Generally speaking, five months is not a very long span of time. But five months can also be a long enough period of time to completely transform things for an individual. For example: Keegan Murray.
If you had told me at the end of October, on the cusp of the 2021-22 college basketball season, that he was going to be a strong contender for Big Ten Player of the Year, the Most Outstanding Player in the Big Ten Tournament, a consensus first team All-American, and a likely NBA Lottery pick, I would have asked you to pass the bottle so I could take a swig of whatever you were drinking. But five months later, here we are -- all of those things actually happened as Keegan had one of the best statistical seasons of the last 20 years and now he's headed to the NBA.
He expanded on his decision here:
The transformation of Keegan Murray from 2020-21 to 2021-22 is truly one of the most astounding things I've ever beheld -- not just as an Iowa fan, but as a sports fan. He was good last year -- 7.2 ppg, 5.1 rpg, and 2.1 steals + blocks per game made him an extremely effective sixth man for the Hawkeyes -- and we knew he would have a lot more opportunities this year in the absence of Luka Garza down low. But I don't think anyone expected him to explode like he did this season.

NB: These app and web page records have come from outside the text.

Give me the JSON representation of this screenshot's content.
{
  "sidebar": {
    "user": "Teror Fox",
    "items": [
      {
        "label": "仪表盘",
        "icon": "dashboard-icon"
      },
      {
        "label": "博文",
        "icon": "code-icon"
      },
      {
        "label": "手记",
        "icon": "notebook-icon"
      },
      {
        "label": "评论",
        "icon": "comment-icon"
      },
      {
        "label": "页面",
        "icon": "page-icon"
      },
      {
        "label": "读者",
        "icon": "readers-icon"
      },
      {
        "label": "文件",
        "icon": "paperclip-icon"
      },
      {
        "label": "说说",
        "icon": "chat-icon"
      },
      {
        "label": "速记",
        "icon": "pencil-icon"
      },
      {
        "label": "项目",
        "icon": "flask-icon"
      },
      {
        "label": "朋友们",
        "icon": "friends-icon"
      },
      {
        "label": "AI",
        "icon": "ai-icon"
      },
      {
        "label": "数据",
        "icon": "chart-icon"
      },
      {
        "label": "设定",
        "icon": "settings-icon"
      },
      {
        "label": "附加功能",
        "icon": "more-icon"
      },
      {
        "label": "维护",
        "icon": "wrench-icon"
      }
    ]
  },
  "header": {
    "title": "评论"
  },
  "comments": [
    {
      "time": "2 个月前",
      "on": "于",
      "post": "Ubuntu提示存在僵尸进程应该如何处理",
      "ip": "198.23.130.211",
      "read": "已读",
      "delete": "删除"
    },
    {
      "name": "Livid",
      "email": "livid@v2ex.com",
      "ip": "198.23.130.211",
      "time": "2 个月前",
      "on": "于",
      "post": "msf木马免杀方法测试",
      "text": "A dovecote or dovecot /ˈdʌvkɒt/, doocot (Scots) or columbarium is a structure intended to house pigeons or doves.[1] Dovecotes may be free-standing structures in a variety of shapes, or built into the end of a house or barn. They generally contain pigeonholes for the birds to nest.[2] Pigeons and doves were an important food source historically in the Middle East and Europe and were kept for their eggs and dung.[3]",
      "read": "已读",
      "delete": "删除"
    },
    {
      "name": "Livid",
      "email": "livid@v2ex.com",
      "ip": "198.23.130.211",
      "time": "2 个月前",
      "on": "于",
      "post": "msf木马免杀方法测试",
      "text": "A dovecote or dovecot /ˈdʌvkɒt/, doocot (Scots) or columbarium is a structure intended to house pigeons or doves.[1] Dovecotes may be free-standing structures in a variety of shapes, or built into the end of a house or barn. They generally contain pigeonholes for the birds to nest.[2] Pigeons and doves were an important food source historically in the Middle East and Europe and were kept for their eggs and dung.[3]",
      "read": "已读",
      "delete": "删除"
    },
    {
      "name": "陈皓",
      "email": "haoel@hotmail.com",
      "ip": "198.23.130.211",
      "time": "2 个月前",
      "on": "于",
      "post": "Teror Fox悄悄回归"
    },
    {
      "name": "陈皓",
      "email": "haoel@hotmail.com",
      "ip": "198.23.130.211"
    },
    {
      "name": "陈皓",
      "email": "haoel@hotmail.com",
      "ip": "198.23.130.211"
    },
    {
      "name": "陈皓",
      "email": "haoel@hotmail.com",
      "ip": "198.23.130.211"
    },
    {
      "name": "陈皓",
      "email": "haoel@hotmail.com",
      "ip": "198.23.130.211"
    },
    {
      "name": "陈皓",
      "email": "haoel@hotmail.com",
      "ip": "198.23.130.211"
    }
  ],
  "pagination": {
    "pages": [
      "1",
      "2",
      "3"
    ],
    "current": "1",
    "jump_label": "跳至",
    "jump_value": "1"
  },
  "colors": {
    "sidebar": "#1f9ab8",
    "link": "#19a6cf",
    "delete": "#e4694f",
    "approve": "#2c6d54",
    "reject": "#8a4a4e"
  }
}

He ranked first in the nation in Player Efficiency Rating (37.8) and fourth in scoring (23.5), though he was tops among players from a major conference and he topped 20+ points 26 times this season and exceeded 25+ points 16 times, both of which were best in the nation. Not only could Murray put the ball in the bucket, but he could do it with ease and at every level; he was just as apt to launch a three over your head as he was to spin by you and dunk on your head. And god help you if he got the ball in transition. But he was more than just a scorer as well -- he averaged 8.7 rebounds per game and his 10 double-doubles were 51st in the nation. He also averaged almost two blocks a game (1.94) and was a consistent disruptive force on defense.
All of that statistical excellence -- combined with his obvious physical and athletic gifts as a bouncy 6'8" forward with impressive leaping ability, wingspan, and lateral quickness -- has made all NBA Draft Lottery buzz go from somewhat wishful thinking before the season into a stone cold lock. He's a fixture in the lottery in NBA mock drafts, often in the 6-10 range. If Murray is selected in that range, it would place in some truly rarefied air. No Iowa player has gone in the first round since Ricky Davis was selected 21st in 1998. Only four Iowa players have ever been selected in the Top 10: Ronnie Lester (#10, 1980), Fred Brown (#6, 1971), John Johnson (#7, 1970), and Chuck Darling (#9, 1952).
When you're being talked about as a likely Top 10 pick, your NBA Draft decision is pretty much a no-brainer. NIL makes it possible to earn more money as a college athlete than was previously possible -- but ads for Estela's Fresh Mex aren't in the same ballpark as NBA Top 10 draft pick salaries. Ziaire Williams was the 10th overall pick last year and he signed a 4-year contract worth $19.9 million.
I feel only profound gratitude for being able to watch what Keegan Murray did this year at Iowa. He was an incredibly thrilling, stupendously entertaining force of nature on the basketball court. In one of his Hyball columns this year, Bobby described Keegan as a player who "glides," which is a very apt way to describe his game. He glided his way through our lives as Iowa fans over the last two seasons -- and I'm so glad we got to see it. Good luck and godspeed in the NBA, Keegs.